Christmas is my favourite time of year, for me it is a time of joy and connection with the ones I hold dear, an opportunity to relax and unwind after the year behind, an opportunity to be present, connect and send out some of that peace and light I have in my little old heart!
It is also (unfortunately) a time of mass consumption and waste, and if you are not careful you could find yourself swept up in the madness feeling less grounded, less present, and not really shining much light, at all.
I have put together a little guide on how we can have a mindful little christmas, one with our heartspace, family, community and dear planet in mind!
1. Staying present.

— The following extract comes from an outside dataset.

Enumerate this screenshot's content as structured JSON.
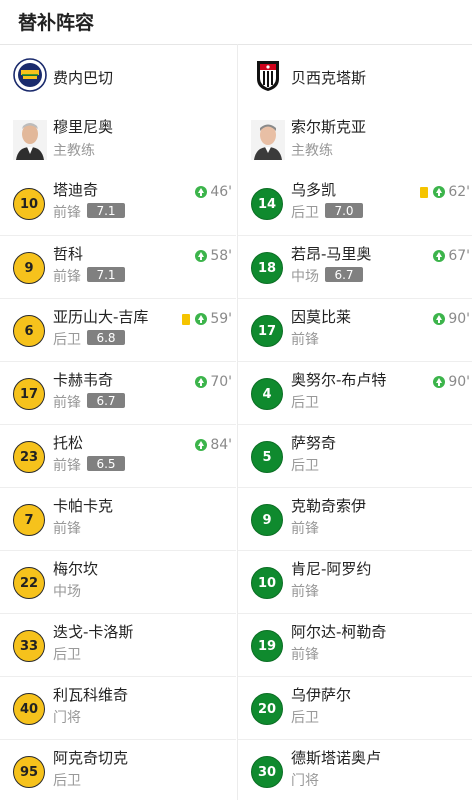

First and foremost, stay present. To try not to not get swept up in the madness, we need to stick to our own mindfulness rhythms. Staying grounded and centred and continuing that magic practice called self love will get us through.

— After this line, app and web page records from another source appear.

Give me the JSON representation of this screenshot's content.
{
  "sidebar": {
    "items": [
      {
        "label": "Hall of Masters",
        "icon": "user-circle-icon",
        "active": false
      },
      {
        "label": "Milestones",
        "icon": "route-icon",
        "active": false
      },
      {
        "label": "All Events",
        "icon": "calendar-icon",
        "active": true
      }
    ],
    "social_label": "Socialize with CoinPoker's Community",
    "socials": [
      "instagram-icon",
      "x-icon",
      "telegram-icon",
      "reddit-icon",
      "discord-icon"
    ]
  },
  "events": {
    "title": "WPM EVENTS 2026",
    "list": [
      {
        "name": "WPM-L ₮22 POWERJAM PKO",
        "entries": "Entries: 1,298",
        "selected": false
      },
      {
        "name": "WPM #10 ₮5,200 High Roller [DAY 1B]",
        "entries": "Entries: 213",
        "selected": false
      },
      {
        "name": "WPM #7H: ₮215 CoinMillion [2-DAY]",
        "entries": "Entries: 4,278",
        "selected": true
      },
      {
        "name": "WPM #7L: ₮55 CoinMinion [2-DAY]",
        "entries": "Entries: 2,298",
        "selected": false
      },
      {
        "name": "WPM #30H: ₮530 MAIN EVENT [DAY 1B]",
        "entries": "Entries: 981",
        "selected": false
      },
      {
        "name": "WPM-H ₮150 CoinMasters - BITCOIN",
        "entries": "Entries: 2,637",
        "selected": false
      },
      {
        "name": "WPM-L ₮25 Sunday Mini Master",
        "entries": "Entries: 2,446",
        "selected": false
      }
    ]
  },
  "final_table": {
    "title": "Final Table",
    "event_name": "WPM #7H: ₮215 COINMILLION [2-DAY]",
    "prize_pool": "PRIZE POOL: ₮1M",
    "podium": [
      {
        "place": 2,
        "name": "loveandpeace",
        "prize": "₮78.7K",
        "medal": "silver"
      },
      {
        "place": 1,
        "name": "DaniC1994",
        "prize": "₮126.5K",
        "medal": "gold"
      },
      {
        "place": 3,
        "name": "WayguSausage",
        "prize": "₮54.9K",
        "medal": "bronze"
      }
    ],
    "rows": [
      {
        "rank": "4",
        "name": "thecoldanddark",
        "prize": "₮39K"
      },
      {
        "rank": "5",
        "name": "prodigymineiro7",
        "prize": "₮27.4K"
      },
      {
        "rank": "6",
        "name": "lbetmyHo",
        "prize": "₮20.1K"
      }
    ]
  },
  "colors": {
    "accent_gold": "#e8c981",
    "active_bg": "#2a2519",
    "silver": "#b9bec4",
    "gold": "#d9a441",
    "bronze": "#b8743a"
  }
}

Practice mindful eating, go for walks in nature, regularly, starting your mornings with yoga and breath work is a wonderful way to greet the sun. And don’t stop journalling! – this will keep your head clear and your heart open.
Setting boundaries with family members may sound tricky but is so important. If you don’t, you may just find your kids unwrapping a tonne of plastic toys you didn’t quite sign up for, with loving thanks to well meaning family and friends.
Suggesting family experience gifts everyone chips in for, is a great one and something for your family to look forward to in the new year. Asking granny to knit the kids cute jumpers for next winter, or even suggesting plants or gardening equipment where the whole family brings one thing to add to the gift. These are all fun ways you can respectfully suggest other non plasticy options.
Also outlining the amount of time you are willing to spend at each gathering. And being clear with yourself about how much emotional energy you have to give is also, very, important.
3. The importance of traditions.
Teach your kids the importance of tradition and kindness. I wanted to share a few of our traditions with you – we mostly follow waldorf advent traditions focusing on the four lights of advent. We like to unwrap crystals and shells in the lead up, I have a reusable fabric hanging we use each year and a wooden spiral we decorate. We also focus on community acts of kindness instead of opening additional trinkets.
We buy a potted christmas tree from the local nursery, we care for it and then return it to the earth. We like to hand make eco craft for our christmas tree throughout the month, adding as we go.
Each year we take handmade ornaments to the local nursing home to handout. And pop a gift under a giving tree. Also, giving food and handmade gifts to other families to let them know you are thinking of them is also a great way to connect – because, trust me, there is no way I would turn away a plate of festive bliss balls in a hurry, that’s for sure!
Take a reflective moment to write down some existing traditions in your family or any new ones you may like to add.
Focus on story telling and connected play as a way to show your kids you care. Keeping secure rhythms in place for your kids over the holidays is so important. Keeping things as normal and calm as possible, trying to stick to your normal flow.
A fun way I like to connect is to make hand made story telling props to tell my children stories. You could also put on a lounge room performance, puppet show or even play!
Head out in nature with a story telling basket or picnic. Go for star walks, make cubbies, giant sandcastles, nature mandalas, craft and sing. Or just even sit down together and draw or play house our with cars or diggers! Follow your heart and have fun.
5. Be a mindful consumer.
Buy local handmade, thrift or craft. Second hand gifts NEED to be normalised. Handmaking comes from the heart and supporting small means you are helping other families.
But this does not need to stop with gifting. Buy local organic produce, visit bulk food stores with recycled glass jars, swap what’s in your garden with what is in the garden of another family, create a community of giving and trade where you make jams and pickles and swap them for a basket of cucumbers for your chrissy day salad.
Wrap your gifts in your kids artwork, upcycled fabrics, or pop them in thrifted vintage basket wear.
Most of all, prioritise what is important to you and your family, and go with the flow. Discuss openly with your kids what you are grateful for each and every day, hug heaps, and remember to reflect and take pockets of quiet time to stay connected to your heart.
Heidi, The Harmony Tree House Project